An accompanying OECD Working Paper analyses the progressivity (when the average effective tax rate/wedge increases with income) of personal income tax and social security contribution schedules (SCCs) for single taxpayers and one-earner married couples who have up to 2 children and make between 50% and 200% of the average wage. This progressivity arises from tax provisions which exempt certain amounts of income from tax, especially if these provisions decline as income rises and from increases in statutory tax rates.
Overall, personal income tax regimes are progressive in all OECD countries, though there are significant variations in the rate at which the average tax burden rises with income. In most OECD countries, progressivity is greatest at lower income levels through the impact of basic tax allowances and tax credits.
SSCs lower the progressivity of the tax system because there is usually a single bracket with a fixed contribution rate and often there is no exemption for low-incomes (or a smaller exemption than for income tax). SSC ceilings may also make the tax system regressive at high income levels, such as in Spain, Germany and Austria. However, targeted SSC provisions and reduced SSC rates targeted at lower incomes increase progressivity at the bottom of the income distribution in some countries, especially in Ireland, Belgium and France, but also in Canada, the UK, Israel, the Netherlands.
Cash benefits for children also increase tax progressivity, especially if they are phased out when income increases. At low and middle income levels, the impact from cash benefits on progressivity tends to be stronger than the flattening effect from SSCs.
Non-tax compulsory payments
In some countries a range of insurance-related benefits are provided not through SSCs to government but through compulsory payments to privately-managed pension funds or insurance companies. These countries include Australia, Chile, Iceland, Israel, Italy, Mexico, the Netherlands, Poland, the Slovak Republic and Switzerland. More information on these “non-tax compulsory payments” is included in the OECD Tax Database.

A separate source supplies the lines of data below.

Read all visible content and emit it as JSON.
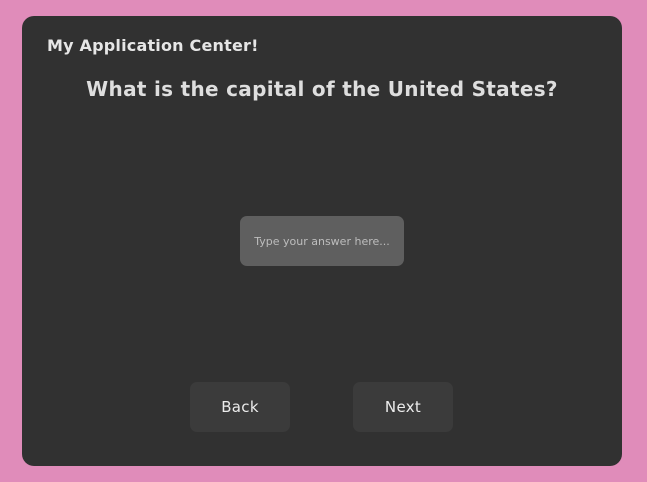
{
  "app": {
    "title": "My Application Center!"
  },
  "question": {
    "text": "What is the capital of the United States?"
  },
  "answer": {
    "value": "",
    "placeholder": "Type your answer here..."
  },
  "nav": {
    "back_label": "Back",
    "next_label": "Next"
  },
  "colors": {
    "background": "#e08cba",
    "panel": "#313131",
    "input": "#5f5f5f",
    "button": "#3b3b3b"
  }
}
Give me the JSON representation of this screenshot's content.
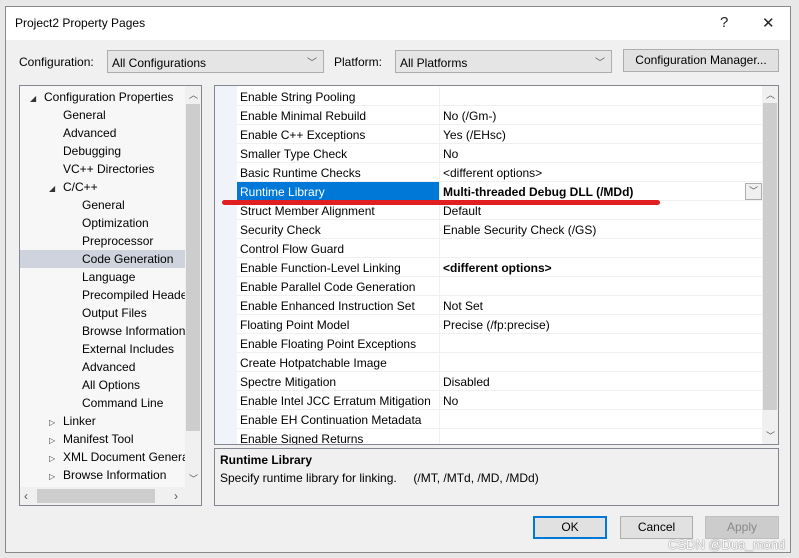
{
  "window": {
    "title": "Project2 Property Pages",
    "help": "?",
    "close": "✕"
  },
  "toolbar": {
    "config_label": "Configuration:",
    "config_value": "All Configurations",
    "platform_label": "Platform:",
    "platform_value": "All Platforms",
    "config_manager": "Configuration Manager..."
  },
  "tree": [
    {
      "label": "Configuration Properties",
      "level": 0,
      "expander": "◢"
    },
    {
      "label": "General",
      "level": 1
    },
    {
      "label": "Advanced",
      "level": 1
    },
    {
      "label": "Debugging",
      "level": 1
    },
    {
      "label": "VC++ Directories",
      "level": 1
    },
    {
      "label": "C/C++",
      "level": 1,
      "expander": "◢"
    },
    {
      "label": "General",
      "level": 2
    },
    {
      "label": "Optimization",
      "level": 2
    },
    {
      "label": "Preprocessor",
      "level": 2
    },
    {
      "label": "Code Generation",
      "level": 2,
      "selected": true
    },
    {
      "label": "Language",
      "level": 2
    },
    {
      "label": "Precompiled Heade",
      "level": 2
    },
    {
      "label": "Output Files",
      "level": 2
    },
    {
      "label": "Browse Information",
      "level": 2
    },
    {
      "label": "External Includes",
      "level": 2
    },
    {
      "label": "Advanced",
      "level": 2
    },
    {
      "label": "All Options",
      "level": 2
    },
    {
      "label": "Command Line",
      "level": 2
    },
    {
      "label": "Linker",
      "level": 1,
      "expander": "▷"
    },
    {
      "label": "Manifest Tool",
      "level": 1,
      "expander": "▷"
    },
    {
      "label": "XML Document Genera",
      "level": 1,
      "expander": "▷"
    },
    {
      "label": "Browse Information",
      "level": 1,
      "expander": "▷"
    }
  ],
  "properties": [
    {
      "name": "Enable String Pooling",
      "value": ""
    },
    {
      "name": "Enable Minimal Rebuild",
      "value": "No (/Gm-)"
    },
    {
      "name": "Enable C++ Exceptions",
      "value": "Yes (/EHsc)"
    },
    {
      "name": "Smaller Type Check",
      "value": "No"
    },
    {
      "name": "Basic Runtime Checks",
      "value": "<different options>"
    },
    {
      "name": "Runtime Library",
      "value": "Multi-threaded Debug DLL (/MDd)",
      "selected": true,
      "bold": true
    },
    {
      "name": "Struct Member Alignment",
      "value": "Default"
    },
    {
      "name": "Security Check",
      "value": "Enable Security Check (/GS)"
    },
    {
      "name": "Control Flow Guard",
      "value": ""
    },
    {
      "name": "Enable Function-Level Linking",
      "value": "<different options>",
      "bold": true
    },
    {
      "name": "Enable Parallel Code Generation",
      "value": ""
    },
    {
      "name": "Enable Enhanced Instruction Set",
      "value": "Not Set"
    },
    {
      "name": "Floating Point Model",
      "value": "Precise (/fp:precise)"
    },
    {
      "name": "Enable Floating Point Exceptions",
      "value": ""
    },
    {
      "name": "Create Hotpatchable Image",
      "value": ""
    },
    {
      "name": "Spectre Mitigation",
      "value": "Disabled"
    },
    {
      "name": "Enable Intel JCC Erratum Mitigation",
      "value": "No"
    },
    {
      "name": "Enable EH Continuation Metadata",
      "value": ""
    },
    {
      "name": "Enable Signed Returns",
      "value": ""
    }
  ],
  "description": {
    "title": "Runtime Library",
    "text": "Specify runtime library for linking.     (/MT, /MTd, /MD, /MDd)"
  },
  "buttons": {
    "ok": "OK",
    "cancel": "Cancel",
    "apply": "Apply"
  },
  "watermark": "CSDN @Dua_mond",
  "colors": {
    "selection": "#0078d7",
    "annotation": "#e02020",
    "ok_border": "#0078d7"
  }
}
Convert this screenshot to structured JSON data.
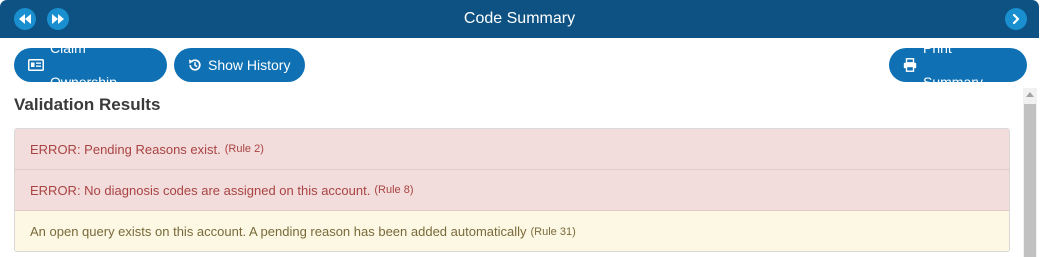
{
  "header": {
    "title": "Code Summary",
    "nav_left_icons": [
      "rewind-icon",
      "fast-forward-icon"
    ],
    "nav_right_icon": "chevron-right-icon"
  },
  "toolbar": {
    "claim_ownership_label": "Claim Ownership",
    "claim_ownership_icon": "id-card-icon",
    "show_history_label": "Show History",
    "show_history_icon": "history-icon",
    "print_summary_label": "Print Summary",
    "print_summary_icon": "printer-icon"
  },
  "validation": {
    "title": "Validation Results",
    "items": [
      {
        "type": "error",
        "message": "ERROR: Pending Reasons exist.",
        "rule": "(Rule 2)"
      },
      {
        "type": "error",
        "message": "ERROR: No diagnosis codes are assigned on this account.",
        "rule": "(Rule 8)"
      },
      {
        "type": "warning",
        "message": "An open query exists on this account. A pending reason has been added automatically",
        "rule": "(Rule 31)"
      }
    ]
  },
  "colors": {
    "header_bg": "#0d5283",
    "button_bg": "#0f71b3",
    "nav_button_bg": "#1a8fd0",
    "error_bg": "#f2dcdc",
    "error_text": "#a94442",
    "warning_bg": "#fcf8e3",
    "warning_text": "#7a6a3b"
  }
}
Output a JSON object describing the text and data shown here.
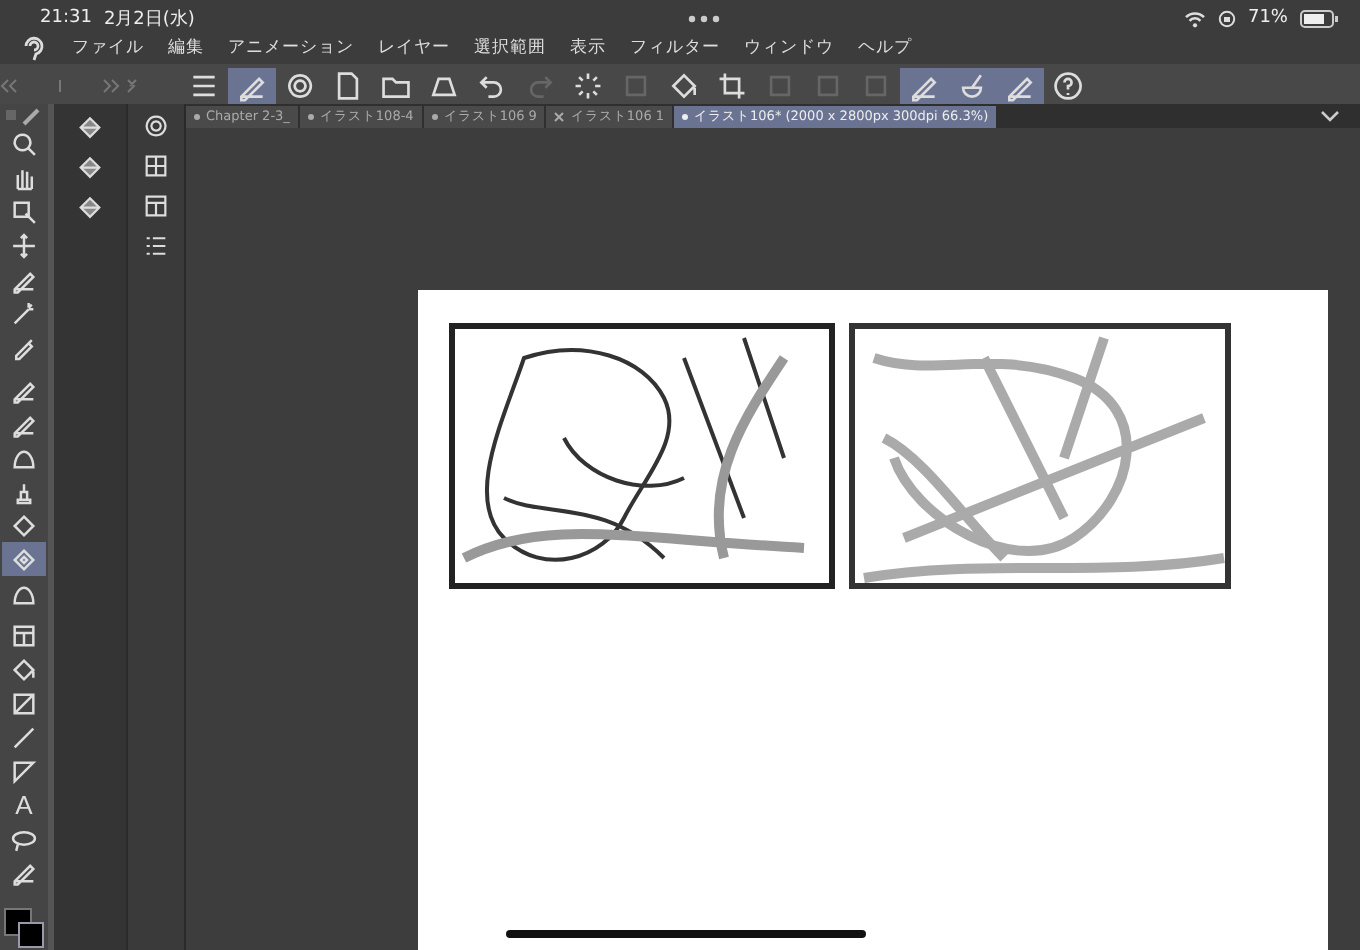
{
  "status_bar": {
    "time": "21:31",
    "date": "2月2日(水)",
    "battery": "71%"
  },
  "menu": [
    "ファイル",
    "編集",
    "アニメーション",
    "レイヤー",
    "選択範囲",
    "表示",
    "フィルター",
    "ウィンドウ",
    "ヘルプ"
  ],
  "toolbar": [
    {
      "kind": "menu",
      "selected": false,
      "disabled": false
    },
    {
      "kind": "pen",
      "selected": true,
      "disabled": false
    },
    {
      "kind": "circle",
      "selected": false,
      "disabled": false
    },
    {
      "kind": "file",
      "selected": false,
      "disabled": false
    },
    {
      "kind": "folder",
      "selected": false,
      "disabled": false
    },
    {
      "kind": "tray",
      "selected": false,
      "disabled": false
    },
    {
      "kind": "undo",
      "selected": false,
      "disabled": false
    },
    {
      "kind": "redo",
      "selected": false,
      "disabled": true
    },
    {
      "kind": "spin",
      "selected": false,
      "disabled": false
    },
    {
      "kind": "square",
      "selected": false,
      "disabled": true
    },
    {
      "kind": "bucket",
      "selected": false,
      "disabled": false
    },
    {
      "kind": "crop",
      "selected": false,
      "disabled": false
    },
    {
      "kind": "square",
      "selected": false,
      "disabled": true
    },
    {
      "kind": "square",
      "selected": false,
      "disabled": true
    },
    {
      "kind": "square",
      "selected": false,
      "disabled": true
    },
    {
      "kind": "pen",
      "selected": true,
      "disabled": false
    },
    {
      "kind": "brush",
      "selected": true,
      "disabled": false
    },
    {
      "kind": "pen",
      "selected": true,
      "disabled": false
    },
    {
      "kind": "help",
      "selected": false,
      "disabled": false
    }
  ],
  "tabs": [
    {
      "label": "Chapter 2-3_",
      "selected": false,
      "closable": false
    },
    {
      "label": "イラスト108-4",
      "selected": false,
      "closable": false
    },
    {
      "label": "イラスト106 9",
      "selected": false,
      "closable": false
    },
    {
      "label": "イラスト106 1",
      "selected": false,
      "closable": true
    },
    {
      "label": "イラスト106* (2000 x 2800px 300dpi 66.3%)",
      "selected": true,
      "closable": false
    }
  ],
  "tools": [
    {
      "kind": "zoom",
      "selected": false
    },
    {
      "kind": "hand",
      "selected": false
    },
    {
      "kind": "select",
      "selected": false
    },
    {
      "kind": "move",
      "selected": false
    },
    {
      "kind": "pen",
      "selected": false
    },
    {
      "kind": "wand",
      "selected": false
    },
    {
      "kind": "dropper",
      "selected": false
    },
    {
      "kind": "pen",
      "selected": false
    },
    {
      "kind": "pen",
      "selected": false
    },
    {
      "kind": "blob",
      "selected": false
    },
    {
      "kind": "stamp",
      "selected": false
    },
    {
      "kind": "dots",
      "selected": false
    },
    {
      "kind": "diamond",
      "selected": true
    },
    {
      "kind": "blob",
      "selected": false
    },
    {
      "kind": "frame",
      "selected": false
    },
    {
      "kind": "bucket",
      "selected": false
    },
    {
      "kind": "gradient",
      "selected": false
    },
    {
      "kind": "line",
      "selected": false
    },
    {
      "kind": "ruler",
      "selected": false
    },
    {
      "kind": "text",
      "glyph": "A",
      "selected": false
    },
    {
      "kind": "lasso",
      "selected": false
    },
    {
      "kind": "pen",
      "selected": false
    }
  ],
  "subtools": [
    {
      "kind": "eraser"
    },
    {
      "kind": "eraser"
    },
    {
      "kind": "eraser"
    }
  ],
  "panels": [
    {
      "kind": "circle"
    },
    {
      "kind": "grid"
    },
    {
      "kind": "frame"
    },
    {
      "kind": "list"
    }
  ]
}
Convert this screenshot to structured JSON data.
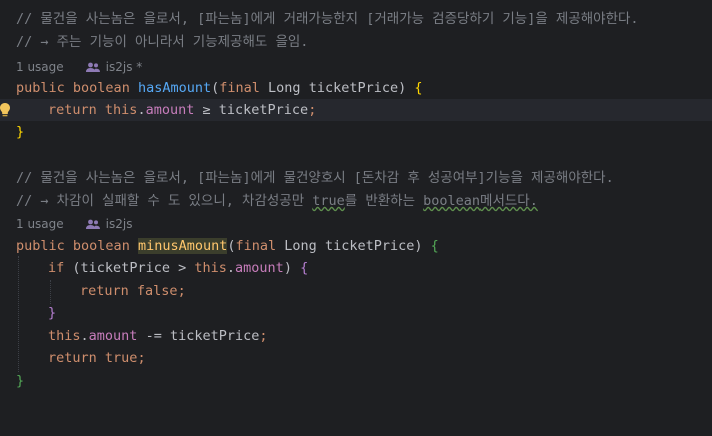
{
  "comments": {
    "c1": "// 물건을 사는놈은 을로서, [파는놈]에게 거래가능한지 [거래가능 검증당하기 기능]을 제공해야한다.",
    "c2": "// → 주는 기능이 아니라서 기능제공해도 을임.",
    "c3": "// 물건을 사는놈은 을로서, [파는놈]에게 물건양호시 [돈차감 후 성공여부]기능을 제공해야한다.",
    "c4a": "// → 차감이 실패할 수 도 있으니, 차감성공만 ",
    "c4b": "true",
    "c4c": "를 반환하는 ",
    "c4d": "boolean",
    "c4e": "메서드다."
  },
  "hints": {
    "usage1": "1 usage",
    "author1": "is2js *",
    "usage2": "1 usage",
    "author2": "is2js"
  },
  "code": {
    "kw_public": "public",
    "kw_boolean": "boolean",
    "kw_final": "final",
    "type_long": "Long",
    "param": "ticketPrice",
    "method1": "hasAmount",
    "method2": "minusAmount",
    "kw_return": "return",
    "kw_this": "this",
    "field_amount": "amount",
    "op_ge": "≥",
    "kw_if": "if",
    "op_gt": ">",
    "op_minus_eq": "-=",
    "kw_false": "false",
    "kw_true": "true"
  }
}
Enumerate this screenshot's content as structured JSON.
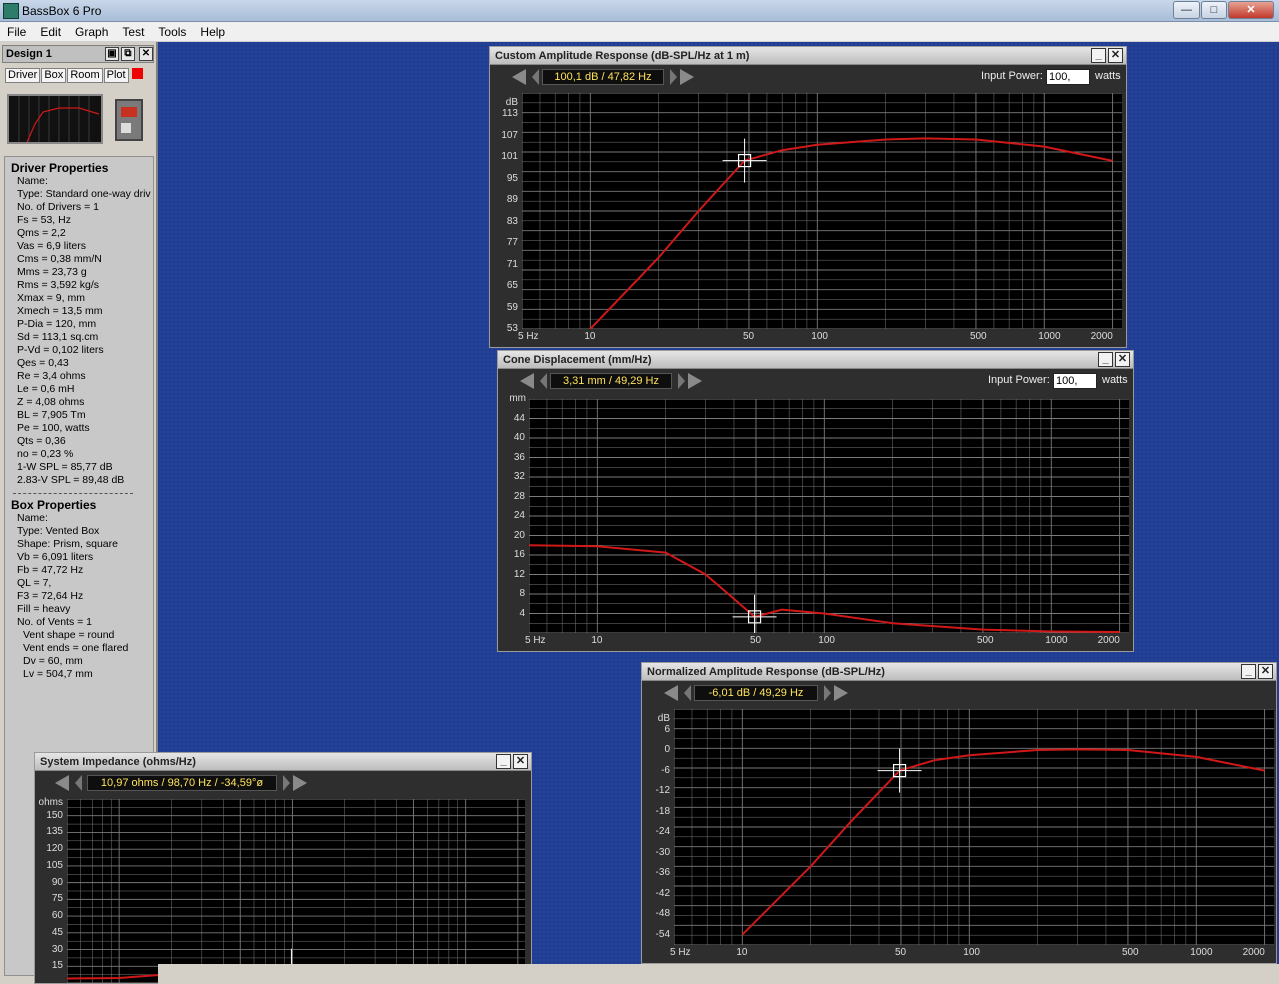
{
  "app": {
    "title": "BassBox 6 Pro",
    "min": "—",
    "max": "□",
    "close": "✕"
  },
  "menu": [
    "File",
    "Edit",
    "Graph",
    "Test",
    "Tools",
    "Help"
  ],
  "panel": {
    "title": "Design 1",
    "tabs": [
      "Driver",
      "Box",
      "Room",
      "Plot"
    ],
    "driver_heading": "Driver Properties",
    "driver": [
      "Name:",
      "Type: Standard one-way driv",
      "No. of Drivers = 1",
      "Fs = 53, Hz",
      "Qms = 2,2",
      "Vas = 6,9 liters",
      "Cms = 0,38 mm/N",
      "Mms = 23,73 g",
      "Rms = 3,592 kg/s",
      "Xmax = 9, mm",
      "Xmech = 13,5 mm",
      "P-Dia = 120, mm",
      "Sd = 113,1 sq.cm",
      "P-Vd = 0,102 liters",
      "Qes = 0,43",
      "Re = 3,4 ohms",
      "Le = 0,6 mH",
      "Z = 4,08 ohms",
      "BL = 7,905 Tm",
      "Pe = 100, watts",
      "Qts = 0,36",
      "no = 0,23 %",
      "1-W SPL = 85,77 dB",
      "2.83-V SPL = 89,48 dB"
    ],
    "box_heading": "Box Properties",
    "box": [
      "Name:",
      "Type: Vented Box",
      "Shape: Prism, square",
      "Vb = 6,091 liters",
      "Fb = 47,72 Hz",
      "QL = 7,",
      "F3 = 72,64 Hz",
      "Fill = heavy",
      "No. of Vents = 1"
    ],
    "vent": [
      "Vent shape = round",
      "Vent ends = one flared",
      "Dv = 60, mm",
      "Lv = 504,7 mm"
    ]
  },
  "graphs": {
    "custom": {
      "title": "Custom Amplitude Response (dB-SPL/Hz at 1 m)",
      "readout": "100,1 dB / 47,82 Hz",
      "input_label": "Input Power:",
      "input_value": "100,",
      "input_unit": "watts",
      "unit": "dB",
      "yticks": [
        "113",
        "107",
        "101",
        "95",
        "89",
        "83",
        "77",
        "71",
        "65",
        "59",
        "53"
      ],
      "xticks": [
        "5 Hz",
        "10",
        "50",
        "100",
        "500",
        "1000",
        "2000"
      ]
    },
    "cone": {
      "title": "Cone Displacement (mm/Hz)",
      "readout": "3,31 mm / 49,29 Hz",
      "input_label": "Input Power:",
      "input_value": "100,",
      "input_unit": "watts",
      "unit": "mm",
      "yticks": [
        "44",
        "40",
        "36",
        "32",
        "28",
        "24",
        "20",
        "16",
        "12",
        "8",
        "4"
      ],
      "xticks": [
        "5 Hz",
        "10",
        "50",
        "100",
        "500",
        "1000",
        "2000"
      ]
    },
    "normalized": {
      "title": "Normalized Amplitude Response (dB-SPL/Hz)",
      "readout": "-6,01 dB / 49,29 Hz",
      "unit": "dB",
      "yticks": [
        "6",
        "0",
        "-6",
        "-12",
        "-18",
        "-24",
        "-30",
        "-36",
        "-42",
        "-48",
        "-54"
      ],
      "xticks": [
        "5 Hz",
        "10",
        "50",
        "100",
        "500",
        "1000",
        "2000"
      ]
    },
    "impedance": {
      "title": "System Impedance (ohms/Hz)",
      "readout": "10,97 ohms / 98,70 Hz / -34,59°ø",
      "unit": "ohms",
      "yticks": [
        "150",
        "135",
        "120",
        "105",
        "90",
        "75",
        "60",
        "45",
        "30",
        "15"
      ]
    }
  },
  "colors": {
    "curve": "#d01818",
    "grid": "#7a7a7a",
    "readout_text": "#ffe35a"
  },
  "chart_data": [
    {
      "type": "line",
      "name": "custom",
      "x": [
        10,
        20,
        30,
        47.82,
        70,
        100,
        200,
        300,
        500,
        1000,
        2000
      ],
      "y": [
        53,
        73,
        86,
        100.1,
        103,
        104.5,
        106,
        106.3,
        106,
        104,
        100
      ],
      "ylim": [
        53,
        119
      ],
      "xlim": [
        5,
        2200
      ],
      "xscale": "log"
    },
    {
      "type": "line",
      "name": "cone",
      "x": [
        5,
        10,
        20,
        30,
        40,
        49.29,
        65,
        100,
        200,
        500,
        1000,
        2000
      ],
      "y": [
        18,
        17.8,
        16.5,
        12,
        7,
        3.31,
        4.8,
        4,
        2,
        0.7,
        0.3,
        0.2
      ],
      "ylim": [
        0,
        48
      ],
      "xlim": [
        5,
        2200
      ],
      "xscale": "log"
    },
    {
      "type": "line",
      "name": "normalized",
      "x": [
        10,
        20,
        30,
        49.29,
        70,
        100,
        200,
        300,
        500,
        1000,
        2000
      ],
      "y": [
        -54,
        -34,
        -21,
        -6.01,
        -3,
        -1.5,
        0,
        0.2,
        0,
        -2,
        -6
      ],
      "ylim": [
        -57,
        12
      ],
      "xlim": [
        5,
        2200
      ],
      "xscale": "log"
    },
    {
      "type": "line",
      "name": "impedance",
      "x": [
        5,
        10,
        20,
        30,
        40,
        47.82,
        55,
        70,
        98.7,
        150,
        300,
        1000,
        2000
      ],
      "y": [
        4,
        4.5,
        8,
        15,
        6,
        5,
        8,
        14,
        10.97,
        5,
        4,
        5,
        8
      ],
      "ylim": [
        0,
        165
      ],
      "xlim": [
        5,
        2200
      ],
      "xscale": "log"
    }
  ]
}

Further information including the key results, is available at www.oecd.org/tax/tax-policy/taxingwages.htm. This webpage includes an “Information by Country” section which separately discusses the main trends for each OECD member country.